This is a Ugandan dish. I learned about it recently from Lydia. She studied at Makerere University so she lived there for several years.
Traditionally, the matokes are cooked with banana leaf stalks until they’re very soft. Once ready the matoke is wrapped in banana leaves and often served on them. I don’t have any banana leaves stored away so I’ll have to do without them, but it must look very nice served that way.
The peanuts are ground into a powder and cooked with onions, garlic, tomatoes, very similar to the Ethiopian shiro. The sauce can then be flavored with spices of your choice.
Here’s how I did it:
1 teaspoon cumin seeds (decided to add it just for a change)
2 onions chopped
1 cup stock, any kind
1 carrot, grated
10 peeled and cut matoke bananas
Fry the cumin seeds in some oil for about a minute, add the onions. When the onions soften add the stock, grated carrot, the matoke and salt to taste.
Give a quick stir and cover. Let it simmer under low fire. Stir once in a while and add water if needed till the matoke is cooked.
3 handfuls of peanuts (already roasted)

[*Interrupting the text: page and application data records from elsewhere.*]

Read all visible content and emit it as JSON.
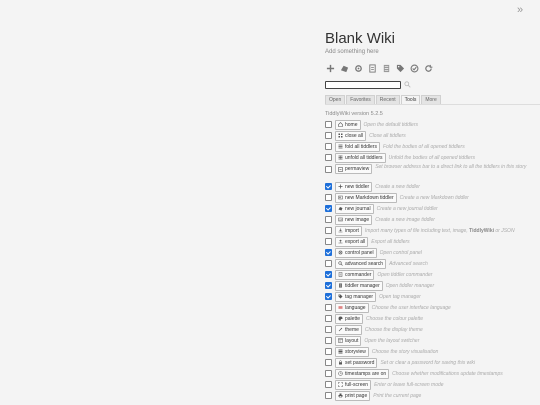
{
  "site": {
    "title": "Blank Wiki",
    "subtitle": "Add something here"
  },
  "page_controls": [
    {
      "icon": "plus-icon"
    },
    {
      "icon": "journal-icon"
    },
    {
      "icon": "gear-icon"
    },
    {
      "icon": "document-icon"
    },
    {
      "icon": "book-icon"
    },
    {
      "icon": "tag-icon"
    },
    {
      "icon": "check-circle-icon"
    },
    {
      "icon": "refresh-icon"
    }
  ],
  "search": {
    "value": "",
    "placeholder": ""
  },
  "tabs": [
    {
      "label": "Open",
      "active": false
    },
    {
      "label": "Favorites",
      "active": false
    },
    {
      "label": "Recent",
      "active": false
    },
    {
      "label": "Tools",
      "active": true
    },
    {
      "label": "More",
      "active": false
    }
  ],
  "version": "TiddlyWiki version 5.2.5",
  "tools": [
    {
      "label": "home",
      "desc": "Open the default tiddlers",
      "checked": false,
      "icon": "home-icon"
    },
    {
      "label": "close all",
      "desc": "Close all tiddlers",
      "checked": false,
      "icon": "grid-icon"
    },
    {
      "label": "fold all tiddlers",
      "desc": "Fold the bodies of all opened tiddlers",
      "checked": false,
      "icon": "fold-icon"
    },
    {
      "label": "unfold all tiddlers",
      "desc": "Unfold the bodies of all opened tiddlers",
      "checked": false,
      "icon": "unfold-icon"
    },
    {
      "label": "permaview",
      "desc": "Set browser address bar to a direct link to all the tiddlers in this story",
      "checked": false,
      "icon": "permaview-icon",
      "tall": true
    },
    {
      "label": "new tiddler",
      "desc": "Create a new tiddler",
      "checked": true,
      "icon": "plus-icon"
    },
    {
      "label": "new Markdown tiddler",
      "desc": "Create a new Markdown tiddler",
      "checked": false,
      "icon": "markdown-icon"
    },
    {
      "label": "new journal",
      "desc": "Create a new journal tiddler",
      "checked": true,
      "icon": "journal-icon"
    },
    {
      "label": "new image",
      "desc": "Create a new image tiddler",
      "checked": false,
      "icon": "image-icon"
    },
    {
      "label": "import",
      "desc": "Import many types of file including text, image,",
      "desc_bold": "TiddlyWiki",
      "desc_tail": "or JSON",
      "checked": false,
      "icon": "import-icon"
    },
    {
      "label": "export all",
      "desc": "Export all tiddlers",
      "checked": false,
      "icon": "export-icon"
    },
    {
      "label": "control panel",
      "desc": "Open control panel",
      "checked": true,
      "icon": "gear-icon"
    },
    {
      "label": "advanced search",
      "desc": "Advanced search",
      "checked": false,
      "icon": "search-icon"
    },
    {
      "label": "commander",
      "desc": "Open tiddler commander",
      "checked": true,
      "icon": "document-icon"
    },
    {
      "label": "tiddler manager",
      "desc": "Open tiddler manager",
      "checked": true,
      "icon": "book-icon"
    },
    {
      "label": "tag manager",
      "desc": "Open tag manager",
      "checked": true,
      "icon": "tag-icon"
    },
    {
      "label": "language",
      "desc": "Choose the user interface language",
      "checked": false,
      "icon": "flag-icon"
    },
    {
      "label": "palette",
      "desc": "Choose the colour palette",
      "checked": false,
      "icon": "palette-icon"
    },
    {
      "label": "theme",
      "desc": "Choose the display theme",
      "checked": false,
      "icon": "theme-icon"
    },
    {
      "label": "layout",
      "desc": "Open the layout switcher",
      "checked": false,
      "icon": "layout-icon"
    },
    {
      "label": "storyview",
      "desc": "Choose the story visualisation",
      "checked": false,
      "icon": "storyview-icon"
    },
    {
      "label": "set password",
      "desc": "Set or clear a password for saving this wiki",
      "checked": false,
      "icon": "lock-icon"
    },
    {
      "label": "timestamps are on",
      "desc": "Choose whether modifications update timestamps",
      "checked": false,
      "icon": "clock-icon"
    },
    {
      "label": "full-screen",
      "desc": "Enter or leave full-screen mode",
      "checked": false,
      "icon": "fullscreen-icon"
    },
    {
      "label": "print page",
      "desc": "Print the current page",
      "checked": false,
      "icon": "print-icon"
    }
  ],
  "colors": {
    "accent": "#1e6fd9",
    "background": "#f4f4f4"
  }
}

2 garlic cloves, grated
1 onion chopped
2 tomatoes, chopped
The peanuts need to be ground till very fine, like powder. My hand held blender didn’t do this very well. I added water and made a paste instead. It was easier to blend after adding the water, it became a chunky paste. I couldn’t get it any finer than that.
In a small pot, add two table spoons of olive oil and about the same mount of water, turn up the heat and add the garlic. The water helps keep the garlic from burning too fast. Once the garlic gets milky add the peanut paste. Stir.
In another pot, start frying the onions in some oil, when they turn colour add the tomatoes and salt to taste. Once tomatoes soften, add the peanut and garlic mix. Add a little bit of water, stir, cover and simmer under low fire. Stir often to keep it from sticking at the bottom.
Lydia also mentioned that seeing a ring of oil start to form in the peanut sauce is an indicator that it’s ready. I waited and waited and waited to see that oil ring! [all of 10 minutes!] It just didn’t seem like it would happen. I tasted it and it was good to me so I turned off the fire and served!
Funny thing happened while I was serving my husband, I suddenly got nervous. I wondered what I would give him to eat if he didn’t like it (-_-) He is not a big fan of matoke, I didn’t think he would jump at the idea of adding a peanut sauce to the mix. When I handed him the plate he said “What’s with the funny smile?!”
I like the peanut flavor
This is also the first time I’ve cooked matoke with cumin, I liked it.